When thinking of a bee’s nest, most people automatically picture the nest hanging from a tree or the side of a building. However, 70% of the 20,000 bee species actually nest underground! The most common types of ground “bees” in the northeast are Mining or Digger bees. Similarly, there are some wasps that are also ground-nesters such as Scoliid, or Digger wasps, Cicada Killer Wasps, and Yellow jackets just to mention a few.
Mining (Digger Bees)
Unlike Honey bees, which they are often mistaken for, Mining bees are solitary and nest in burrows underground. Rather than forming long-lived colonies in a single, well-protected nest controlled by a queen bee, each female digs her own burrow to rear her young in. These burrows are typically found in banks but can also be in level ground as well. It is not uncommon to see a small mound of dirt surrounding the opening of the nest.
Mining bees range in size from that of a Honey bee to a considerably smaller bee. The larger bees are furry and darker than Honey bees while some are brightly striped, and others are a shiny metallic green color. These bees are not aggressive and will rarely sting. In fact, these bees are extremely beneficial since they are very important to the population of a wide variety of plants. Furthermore, burrowing doesn’t harm vegetation and can be of service by overturning soil. Lastly, their activity is very short lived, lasting only 2-4 weeks. That being said, it is typically not necessary to take action against them. Should control be requested, insecticides can be used to reduce their activity.
Scoliid (Digger Wasps)

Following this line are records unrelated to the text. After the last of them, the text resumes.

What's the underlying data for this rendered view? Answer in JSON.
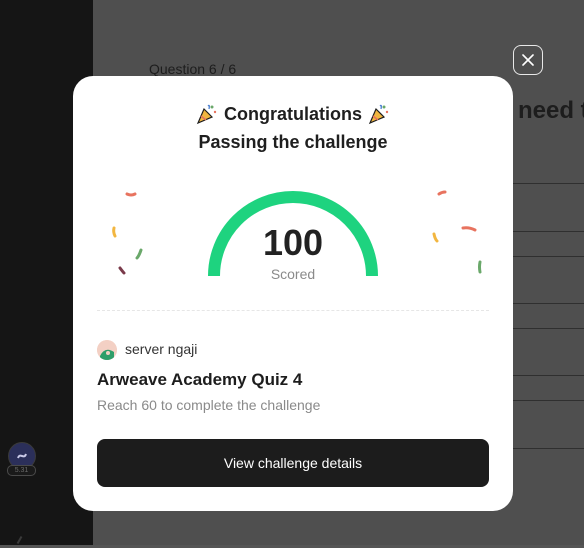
{
  "background": {
    "question_progress": "Question 6 / 6",
    "question_title_fragment": "need t",
    "rail_badge": "5.31"
  },
  "modal": {
    "heading": "Congratulations",
    "subheading": "Passing the challenge",
    "score_value": "100",
    "score_label": "Scored",
    "score_fraction": 1.0,
    "org_name": "server ngaji",
    "quiz_name": "Arweave Academy Quiz 4",
    "quiz_description": "Reach 60 to complete the challenge",
    "cta_label": "View challenge details"
  },
  "icons": {
    "close": "close-icon",
    "party": "party-popper-icon"
  },
  "colors": {
    "gauge": "#1ed37f",
    "cta_bg": "#1c1c1c",
    "confetti": [
      "#e8735f",
      "#f2b640",
      "#6aa86a",
      "#7a3a4a"
    ]
  }
}
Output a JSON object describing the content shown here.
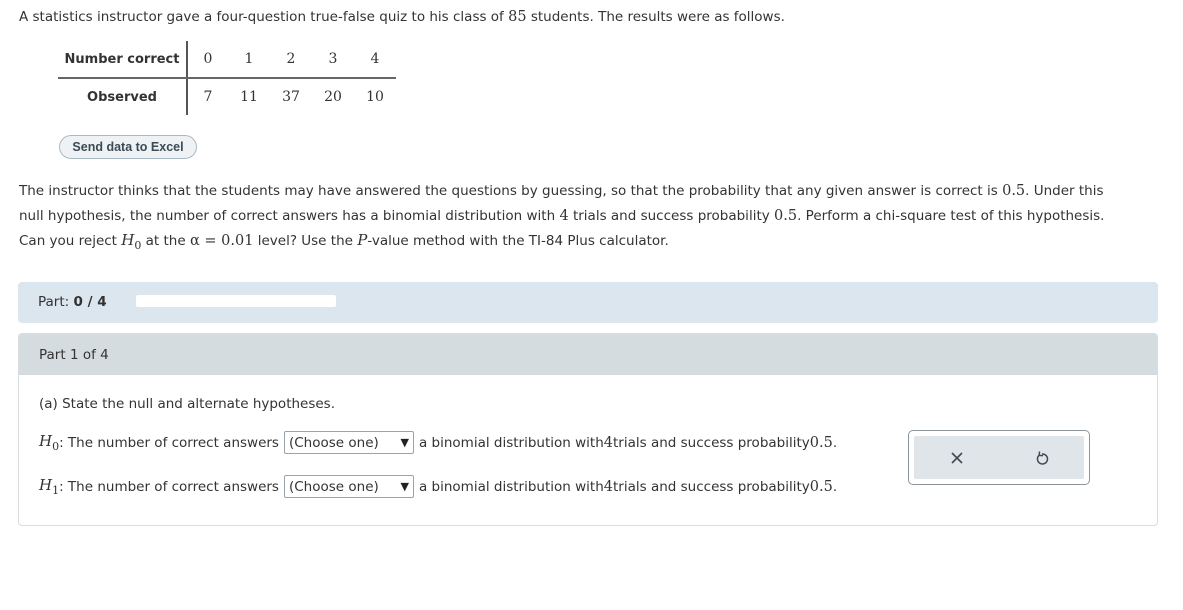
{
  "intro": {
    "before": "A statistics instructor gave a four-question true-false quiz to his class of ",
    "n": "85",
    "after": " students. The results were as follows."
  },
  "table": {
    "row1_header": "Number correct",
    "row2_header": "Observed",
    "number_correct": [
      "0",
      "1",
      "2",
      "3",
      "4"
    ],
    "observed": [
      "7",
      "11",
      "37",
      "20",
      "10"
    ]
  },
  "excel_button": "Send data to Excel",
  "problem": {
    "line1_a": "The instructor thinks that the students may have answered the questions by guessing, so that the probability that any given answer is correct is ",
    "line1_p": "0.5",
    "line1_b": ". Under this",
    "line2_a": "null hypothesis, the number of correct answers has a binomial distribution with ",
    "line2_n": "4",
    "line2_b": " trials and success probability ",
    "line2_p": "0.5",
    "line2_c": ". Perform a chi-square test of this hypothesis.",
    "line3_a": "Can you reject ",
    "line3_h": "H",
    "line3_sub": "0",
    "line3_b": " at the ",
    "line3_alpha": "α = 0.01",
    "line3_c": " level? Use the ",
    "line3_P": "P",
    "line3_d": "-value method with the TI-84 Plus calculator."
  },
  "progress": {
    "label": "Part: ",
    "value": "0 / 4",
    "fraction": 0
  },
  "part": {
    "header": "Part 1 of 4",
    "question": "(a) State the null and alternate hypotheses.",
    "hypotheses": [
      {
        "symbol": "H",
        "sub": "0",
        "text": ": The number of correct answers",
        "select_value": "(Choose one)",
        "after_a": "a binomial distribution with ",
        "after_n": "4",
        "after_b": " trials and success probability ",
        "after_p": "0.5",
        "after_c": "."
      },
      {
        "symbol": "H",
        "sub": "1",
        "text": ": The number of correct answers",
        "select_value": "(Choose one)",
        "after_a": "a binomial distribution with ",
        "after_n": "4",
        "after_b": " trials and success probability ",
        "after_p": "0.5",
        "after_c": "."
      }
    ]
  },
  "actions": {
    "clear_icon": "x-icon",
    "undo_icon": "undo-icon"
  },
  "colors": {
    "progress_bg": "#dce6ef",
    "part_header_bg": "#d5dcdf",
    "action_bg": "#dfe5e8"
  }
}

Scoliid wasps are about 5/8 inch long and are a blue-black color with black-purple wings. They also have two yellow strips, one on each side of their hairy abdomen that is covered with reddish hairs. They are typically seen flying around the lawn during the day until early evening and normally won’t attack humans. They are parasitic in regards to grubs by helping to considerably control beetle grub populations. Similar to Mining bees, these wasps are very beneficial, pose little threat, and typically do not require treatment.
Cicada Killer Wasps
Cicada killers are about 2 inches long, mostly black, with pale yellow markings on their abdomen and resemble large yellow jackets. Despite their ominous appearance, and resemblance to large hornets, Cicada killers are very unlikely to sting, even when provoked. Their sting is meant for the paralysis of their prey and usually doesn’t even cause a reaction in humans.
Once again, these insects are very beneficial since they help reduce cicada populations. On the downside, they may cause lawn damage if there are large numbers of them nesting closely to each other. Large numbers may also occasionally nest in sandy embankments as well.
It is challenging to eliminate Cicada killer activity, but chemical treatments applied to nests will help to reduce the activity of the females. Having a dense lawn and dense coverage in planters, in addition to letting grass grow a bit taller in July and August will help deter Cicada killers.
Cooper offers Cicada killer treatments, which can be performed as either a one-time service or as part our Home Intensive Service plan. A skilled technician will treat the holes where the Cicada killers have laid their eggs to reduce the activity of the female Cicada killers. However, this treatment will not stop male Cicada killers from flying in the area. If you would like to learn more about Cicada killers, please click here.
Yellow jackets are a type of social wasp that lives in large colonies with up to 4,000 workers. They typically have a yellow and black head/face and striped abdomen. They are most active in late summer/early autumn and can be found practically anywhere people are. They build paper carton nests from chewed up cellulose and commonly nest in cavernous voids located in the soil, but will also nest within wall voids or attics of people’s houses. In the fall, yellow jackets are predominantly scavengers, showing up at outdoor events with food, around garbage cans, dishes of dog/cat food outside, and anywhere there is ripe or overripe fruit. They can come in rather large numbers and are known for their aggressive behavior, and repeated stinging, making them a serious health concern.
*To remove an active yellow jacket, wasp, or hornet nest, click here to conveniently order service online.
If you have a bee problem at your NJ or PA home, please give Cooper a call at 1-800-949-2667. To learn more about our bee removal and wasp prevention services, please click here.